Based on dicta in People v. Olague (2012) 205 Cal.App.4th 1126 (Olague ) (petn. for review pending, petn. filed June 14, 2012) and defendant's claim of ambiguity in subdivision (h) of section 4019, we asked the parties to brief the issue whether defendant nonetheless is entitled to enhanced conduct credits for the period between October 1, 2011, and October 13, 2011, the date he was sentenced. We now conclude he is not.
In Olague, which antedated Brown, the Court of Appeal considered a claim that the October 1, 2011, amendments to section 4019 and related statutes allowed the defendant to earn presentence credits at a rate from which he previously had been disqualified because he had sustained a prior serious felony conviction. In addressing the defendant's equal protection argument, the Olague court stated:
“Defendant describes the two affected classes here as ‘those prison inmates who committed serious felonies who will receive additional conduct credits since they committed their crimes after October 1, 2011[,] and ․ those ․ inmates who committed serious felonies who will not receive additional conduct credits since they committed their crimes prior to October 1, 2011.’ Although the point may not be crucial to this appeal, we do not believe this accurately describes the effect of the statute as properly construed. It is true that after declaring itself to operate ‘prospectively,’ the October 2011 amendment declares that it will apply ‘to prisoners who are confined ․ for a crime committed on or after October 1, 2011.’ (§ 4019, subd. (h).) Standing alone this would indeed suggest a classification based upon the date of the offense. In the next sentence, however, the Legislature declared, ‘Any days earned by a prisoner prior to October 1, 2011, shall be calculated at the rate required by the prior law.’ (§ 4019, subd. (h).) Of course it would have been impossible to earn days in presentence confinement on an offense which had not yet been committed. This sentence is therefore meaningless unless the liberalized credit scheme applies to crimes committed before the stated date. While the statute may thus seem somewhat self-contradictory, the contradiction is only implied. The ambiguity is best resolved by giving effect to both sentences and concluding that the liberalized scheme applies both to prisoners confined for crimes committed after October 1, 2011, and to prisoners confined after that date for earlier crimes. In this view, the correct classification is between prisoners earning credit for presentence confinement prior to that date and prisoners earning such credit after that date.” (Olague, supra, 205 Cal.App.4th at pp. 1131–1132.)

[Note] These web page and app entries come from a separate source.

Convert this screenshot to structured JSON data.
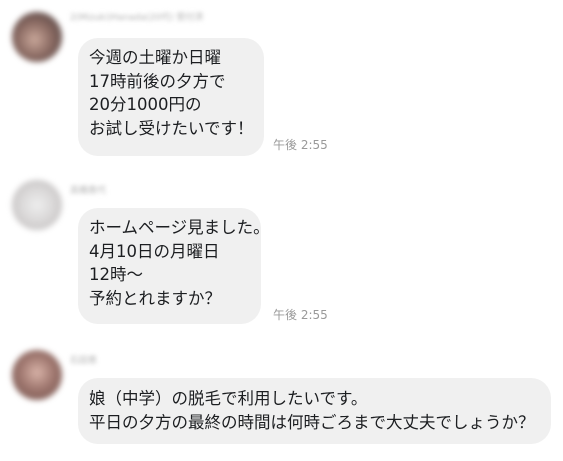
{
  "conversation": {
    "messages": [
      {
        "sender": "2(Mizuki)Hanada(20代) 受付済",
        "lines": [
          "今週の土曜か日曜",
          "17時前後の夕方で",
          "20分1000円の",
          "お試し受けたいです！"
        ],
        "time": "午後 2:55"
      },
      {
        "sender": "高橋香代",
        "lines": [
          "ホームページ見ました。",
          "4月10日の月曜日",
          "12時〜",
          "予約とれますか？"
        ],
        "time": "午後 2:55"
      },
      {
        "sender": "石田恵",
        "lines": [
          "娘（中学）の脱毛で利用したいです。",
          "平日の夕方の最終の時間は何時ごろまで大丈夫でしょうか？"
        ],
        "time": ""
      }
    ]
  },
  "colors": {
    "bubble": "#f0f0f0",
    "text": "#1c1e21",
    "timestamp": "#999999"
  }
}
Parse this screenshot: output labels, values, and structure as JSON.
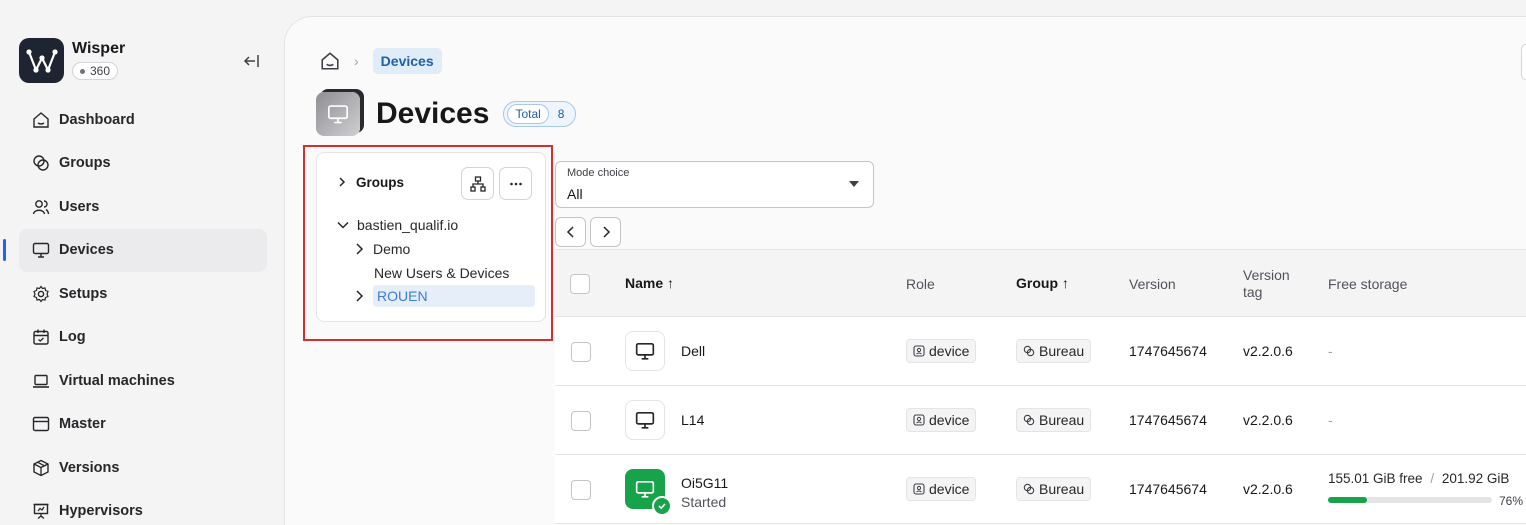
{
  "app": {
    "name": "Wisper",
    "badge": "360"
  },
  "sidebar": {
    "items": [
      {
        "label": "Dashboard",
        "icon": "home-icon"
      },
      {
        "label": "Groups",
        "icon": "groups-icon"
      },
      {
        "label": "Users",
        "icon": "users-icon"
      },
      {
        "label": "Devices",
        "icon": "monitor-icon",
        "active": true
      },
      {
        "label": "Setups",
        "icon": "gear-icon"
      },
      {
        "label": "Log",
        "icon": "calendar-icon"
      },
      {
        "label": "Virtual machines",
        "icon": "laptop-icon"
      },
      {
        "label": "Master",
        "icon": "window-icon"
      },
      {
        "label": "Versions",
        "icon": "package-icon"
      },
      {
        "label": "Hypervisors",
        "icon": "presentation-icon"
      }
    ]
  },
  "breadcrumb": {
    "current": "Devices"
  },
  "page": {
    "title": "Devices",
    "total_label": "Total",
    "total_count": "8"
  },
  "tree": {
    "header": "Groups",
    "root": "bastien_qualif.io",
    "children": [
      {
        "label": "Demo",
        "has_children": true
      },
      {
        "label": "New Users & Devices",
        "has_children": false
      },
      {
        "label": "ROUEN",
        "has_children": true,
        "selected": true
      }
    ]
  },
  "mode": {
    "label": "Mode choice",
    "value": "All"
  },
  "table": {
    "headers": {
      "name": "Name ↑",
      "role": "Role",
      "group": "Group ↑",
      "version": "Version",
      "version_tag_1": "Version",
      "version_tag_2": "tag",
      "free_storage": "Free storage"
    },
    "rows": [
      {
        "name": "Dell",
        "status": "",
        "role": "device",
        "group": "Bureau",
        "version": "1747645674",
        "tag": "v2.2.0.6",
        "storage": "-"
      },
      {
        "name": "L14",
        "status": "",
        "role": "device",
        "group": "Bureau",
        "version": "1747645674",
        "tag": "v2.2.0.6",
        "storage": "-"
      },
      {
        "name": "Oi5G11",
        "status": "Started",
        "role": "device",
        "group": "Bureau",
        "version": "1747645674",
        "tag": "v2.2.0.6",
        "storage_free": "155.01 GiB free",
        "storage_sep": "/",
        "storage_total": "201.92 GiB",
        "storage_pct": "76%",
        "storage_fraction": 0.24,
        "started": true
      }
    ]
  },
  "colors": {
    "accent": "#2563eb",
    "success": "#16a34a",
    "highlight": "#d32f2f"
  }
}
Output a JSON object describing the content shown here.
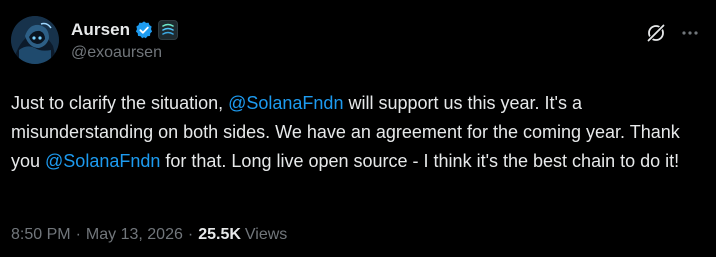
{
  "author": {
    "display_name": "Aursen",
    "handle": "@exoaursen",
    "verified_icon": "verified-badge-icon",
    "affiliation_icon": "affiliate-badge-icon",
    "verified_color": "#1d9bf0"
  },
  "header": {
    "grok_icon": "grok-icon",
    "more_icon": "more-horizontal-icon"
  },
  "tweet": {
    "segments": [
      {
        "text": "Just to clarify the situation, ",
        "mention": false
      },
      {
        "text": "@SolanaFndn",
        "mention": true
      },
      {
        "text": " will support us this year. It's a misunderstanding on both sides. We have an agreement for the coming year. Thank you ",
        "mention": false
      },
      {
        "text": "@SolanaFndn",
        "mention": true
      },
      {
        "text": " for that. Long live open source - I think it's the best chain to do it!",
        "mention": false
      }
    ],
    "mention_color": "#1d9bf0"
  },
  "meta": {
    "time": "8:50 PM",
    "separator": "·",
    "date": "May 13, 2026",
    "views_count": "25.5K",
    "views_label": "Views"
  }
}
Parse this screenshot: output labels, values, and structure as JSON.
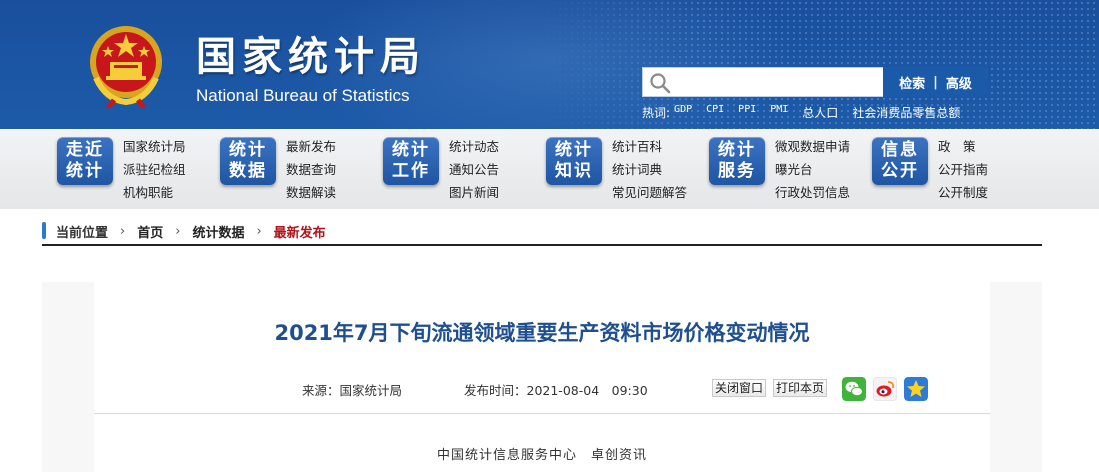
{
  "header": {
    "title_cn": "国家统计局",
    "title_en": "National Bureau of Statistics",
    "search": {
      "placeholder": "",
      "search_label": "检索",
      "advanced_label": "高级"
    },
    "hotwords_label": "热词:",
    "hotwords": [
      "GDP",
      "CPI",
      "PPI",
      "PMI",
      "总人口",
      "社会消费品零售总额"
    ]
  },
  "nav": [
    {
      "badge_line1": "走近",
      "badge_line2": "统计",
      "links": [
        "国家统计局",
        "派驻纪检组",
        "机构职能"
      ]
    },
    {
      "badge_line1": "统计",
      "badge_line2": "数据",
      "links": [
        "最新发布",
        "数据查询",
        "数据解读"
      ]
    },
    {
      "badge_line1": "统计",
      "badge_line2": "工作",
      "links": [
        "统计动态",
        "通知公告",
        "图片新闻"
      ]
    },
    {
      "badge_line1": "统计",
      "badge_line2": "知识",
      "links": [
        "统计百科",
        "统计词典",
        "常见问题解答"
      ]
    },
    {
      "badge_line1": "统计",
      "badge_line2": "服务",
      "links": [
        "微观数据申请",
        "曝光台",
        "行政处罚信息"
      ]
    },
    {
      "badge_line1": "信息",
      "badge_line2": "公开",
      "links": [
        "政　策",
        "公开指南",
        "公开制度"
      ]
    }
  ],
  "breadcrumb": {
    "label": "当前位置",
    "items": [
      "首页",
      "统计数据",
      "最新发布"
    ]
  },
  "article": {
    "title": "2021年7月下旬流通领域重要生产资料市场价格变动情况",
    "source": "来源：国家统计局",
    "published": "发布时间：2021-08-04　09:30",
    "close_label": "关闭窗口",
    "print_label": "打印本页",
    "source_line": "中国统计信息服务中心　卓创资讯"
  },
  "colors": {
    "header_blue": "#1b56a4",
    "title_blue": "#1f4f8e",
    "crumb_red": "#b0141d"
  }
}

We respectfully disagree. In our view, the Legislature's clear intent was to have the enhanced rate apply only to those defendants who committed their crimes on or after October 1, 2011. (See People v. Lara, supra, 2012 Cal. Lexis at pp. *17–*18, fn. 9.) The second sentence does not extend the enhanced rate to any other group, but merely specifies the rate at which all others are to earn conduct credits. So read, the sentence is not meaningless, especially in light of the fact the October 1, 2011, amendment to section 4019, although part of the so-called realignment legislation, applies based on the date a defendant's crime is committed, whereas section 1170, subdivision (h), which sets out the basic sentencing scheme under realignment, applies based on the date a defendant is sentenced.
The judgment is affirmed.
FN1. The facts of the offenses are not pertinent to this appeal.. FN1. The facts of the offenses are not pertinent to this appeal.
FN2. Further statutory references are to the Penal Code unless otherwise stated.. FN2. Further statutory references are to the Penal Code unless otherwise stated.
FN3. No credit was awarded in case No. BF137801A.. FN3. No credit was awarded in case No. BF137801A.
KANE, Acting P.J. FRANSON, J.